The University of Iowa Carver College of Medicine

Flow Cytometry Facility

Sorting with the BD FACS DiVa

Preparing cell samples for sorting with the Becton Dickinson FACS DiVa.

Biohazard Sorting

Policy for Sorting Live Human Cells, Infectious Agents, Cells Infected with Replication Incompetent Virus, or Cells from Animals Previously Exposed to Infectious Agent

Sample Tubes

Cell suspensions should be placed in Falcon brand (352052 or 352054 {with caps}) polystyrene 12 x 75mm test tubes for use with the FACS Diva. Biohazardous samples should be placed in tubes with caps. Biochem Stores carry the correct tubes.

Cell Concentration

The final cell concentration for cell sorting should be between 5 x 106 and 30 x 106 cells per ml depending on the concentration that the cells tend to aggregate. For lymphocytes, the suggested concentration is 20-30 x 106 per ml. Cell line concentration should be 5-10 x 106 per ml. As a rough estimate, for every 10 million cells per ml, the instrument can be run at 10,000 cells per second. For example, if lymphocytes were concentrated to 20 million per ml, the flow rate at the instrument could be run as high as 20,000 cells per second. Cells larger than lymphocytes require a larger nozzle to be placed on the instrument and the flow rate is lower.

Cell Sample Filtering

Just prior to sorting, cells should be filtered through nylon mesh. 70µm mesh filters (Falcon 352350) available through Biochem Stores are recommended. Filtering cells greatly reduces the probability of plugging the instrument during sorting. As a general rule, we will not sort unfiltered samples. We want to insure a successful sort and once the instrument is plugged, it may take as long as an hour to bring the instrument back to its original configuration. Time used to unplug the nozzle and bring the instrument back to sorting status may use up your scheduled time. If the cell preparation tends to re-clump after filtering, then addition of DNase to the sample may help eliminate aggregation. See Disaggregation of Clumps Using DNase for more information.

Sort Collection Tubes

The FACS DiVa can sort into Eppendorf tubes, 12 x 75mm test tubes, 15ml conical centrifuge tubes, or 96 well plates. For sorts where the sorted population constitutes from 10% to 99% of the original population, 15ml conical centrifuge tubes are recommended. They should be filled with 5ml of culture media to keep the sorted cells healthy.
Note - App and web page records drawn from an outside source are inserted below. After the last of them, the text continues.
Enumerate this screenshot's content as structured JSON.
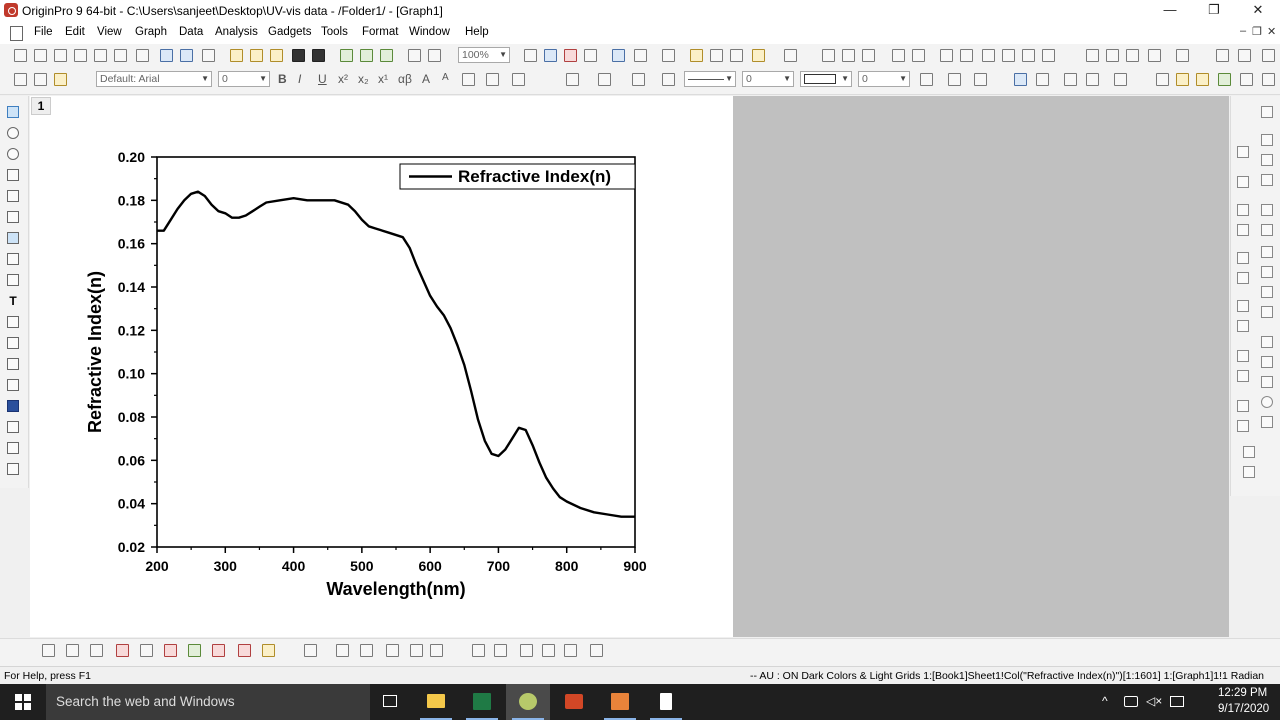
{
  "window": {
    "title": "OriginPro 9 64-bit - C:\\Users\\sanjeet\\Desktop\\UV-vis data - /Folder1/ - [Graph1]",
    "controls": [
      "—",
      "❐",
      "✕"
    ]
  },
  "menu": {
    "items": [
      "File",
      "Edit",
      "View",
      "Graph",
      "Data",
      "Analysis",
      "Gadgets",
      "Tools",
      "Format",
      "Window",
      "Help"
    ],
    "mdi_controls": [
      "–",
      "❐",
      "✕"
    ]
  },
  "toolbar": {
    "zoom": "100%",
    "font_name": "Default: Arial",
    "font_size": "0",
    "line_width": "0",
    "pattern_size": "0",
    "format_buttons": [
      "B",
      "I",
      "U",
      "x²",
      "x₂",
      "x¹",
      "αβ",
      "A",
      "A"
    ]
  },
  "graph": {
    "layer_label": "1"
  },
  "chart_data": {
    "type": "line",
    "title": "",
    "xlabel": "Wavelength(nm)",
    "ylabel": "Refractive Index(n)",
    "xlim": [
      200,
      900
    ],
    "ylim": [
      0.02,
      0.2
    ],
    "x_ticks": [
      "200",
      "300",
      "400",
      "500",
      "600",
      "700",
      "800",
      "900"
    ],
    "y_ticks": [
      "0.02",
      "0.04",
      "0.06",
      "0.08",
      "0.10",
      "0.12",
      "0.14",
      "0.16",
      "0.18",
      "0.20"
    ],
    "grid": false,
    "legend_position": "top-right",
    "series": [
      {
        "name": "Refractive Index(n)",
        "color": "#000000",
        "x": [
          200,
          210,
          220,
          230,
          240,
          250,
          260,
          270,
          280,
          290,
          300,
          310,
          320,
          330,
          340,
          350,
          360,
          380,
          400,
          420,
          440,
          460,
          480,
          490,
          500,
          510,
          520,
          540,
          560,
          570,
          580,
          590,
          600,
          610,
          620,
          630,
          640,
          650,
          660,
          670,
          680,
          690,
          700,
          710,
          720,
          730,
          740,
          750,
          760,
          770,
          780,
          790,
          800,
          820,
          840,
          860,
          880,
          900
        ],
        "y": [
          0.166,
          0.166,
          0.171,
          0.176,
          0.18,
          0.183,
          0.184,
          0.182,
          0.178,
          0.175,
          0.174,
          0.172,
          0.172,
          0.173,
          0.175,
          0.177,
          0.179,
          0.18,
          0.181,
          0.18,
          0.18,
          0.18,
          0.178,
          0.175,
          0.171,
          0.168,
          0.167,
          0.165,
          0.163,
          0.158,
          0.15,
          0.143,
          0.136,
          0.131,
          0.127,
          0.121,
          0.113,
          0.104,
          0.092,
          0.079,
          0.069,
          0.063,
          0.062,
          0.065,
          0.07,
          0.075,
          0.074,
          0.067,
          0.059,
          0.052,
          0.047,
          0.043,
          0.041,
          0.038,
          0.036,
          0.035,
          0.034,
          0.034
        ]
      }
    ]
  },
  "statusbar": {
    "help": "For Help, press F1",
    "info": "-- AU : ON  Dark Colors & Light Grids  1:[Book1]Sheet1!Col(\"Refractive Index(n)\")[1:1601]  1:[Graph1]1!1  Radian"
  },
  "taskbar": {
    "search_placeholder": "Search the web and Windows",
    "time": "12:29 PM",
    "date": "9/17/2020"
  }
}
If the sorted population is less than 10% of the original then the 15ml collection tubes should be filled with 10-13ml of media or 12 x 75 tubes used with several ml of media.

Sort Media
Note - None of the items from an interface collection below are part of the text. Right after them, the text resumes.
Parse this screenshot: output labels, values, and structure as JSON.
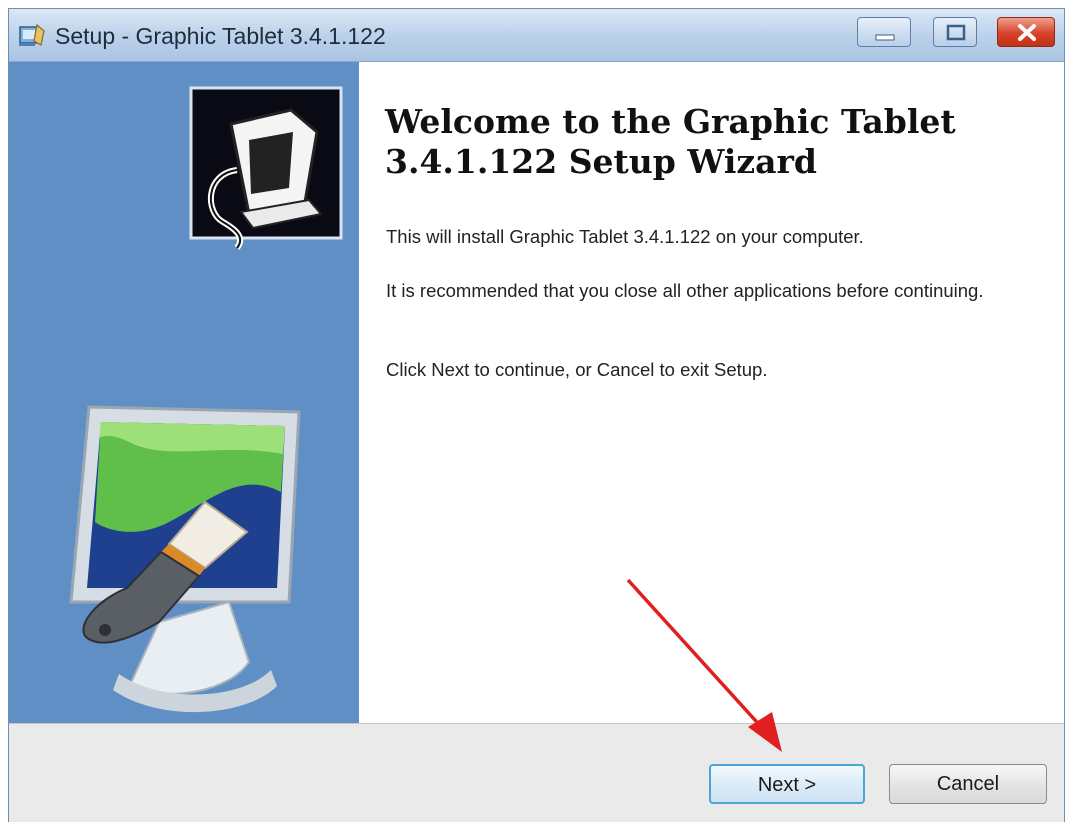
{
  "window": {
    "title": "Setup - Graphic Tablet 3.4.1.122"
  },
  "content": {
    "heading": "Welcome to the Graphic Tablet 3.4.1.122 Setup Wizard",
    "paragraphs": [
      "This will install Graphic Tablet 3.4.1.122 on your computer.",
      "It is recommended that you close all other applications before continuing.",
      "Click Next to continue, or Cancel to exit Setup."
    ]
  },
  "buttons": {
    "next_label": "Next >",
    "cancel_label": "Cancel"
  },
  "icons": {
    "title_icon": "setup-installer-icon",
    "wizard_logo": "computer-install-icon",
    "side_illustration": "monitor-paintbrush-illustration",
    "annotation": "red-arrow-annotation"
  },
  "colors": {
    "side_panel": "#5f8fc4",
    "annotation_arrow": "#e02020"
  }
}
There are three types of sheath fluid that can be used in the DiVa: Facility supplied with antifungal/antibacterial agent; Facility supplied without antifungal/antibacterial agent; and 1X PBS. Both Facility supplied sheath fluids are essentially PBS with or without an antifungal/antibacterial preservative agent (Proclin 300). Most cell types tolerate exposure to the sheath fluid preservative and thrive after sorting. Some cells, such as human stem cells and human dendritic cells, do not tolerate exposure and tend to die quickly. In experiments where cells may not tolerate exposure to the sheath fluid preservative, we recommend substituting either Facility supplied preservative-free sheath fluid or 1X PBS. To allow enough set up time to prepare the instrument using 1X PBS, the lab requesting the sort should bring 4-6L of 1X PBS to the Facility the day before the sort. The amount needed for the sort will depend on the length of time scheduled. Please ask one of the Facility personnel for advice on the amount of PBS needed.

Phenyl Red

Resuspension of cells in media containing phenyl red should be avoided whenever possible. Phenyl red may increase the background fluorescence of cells.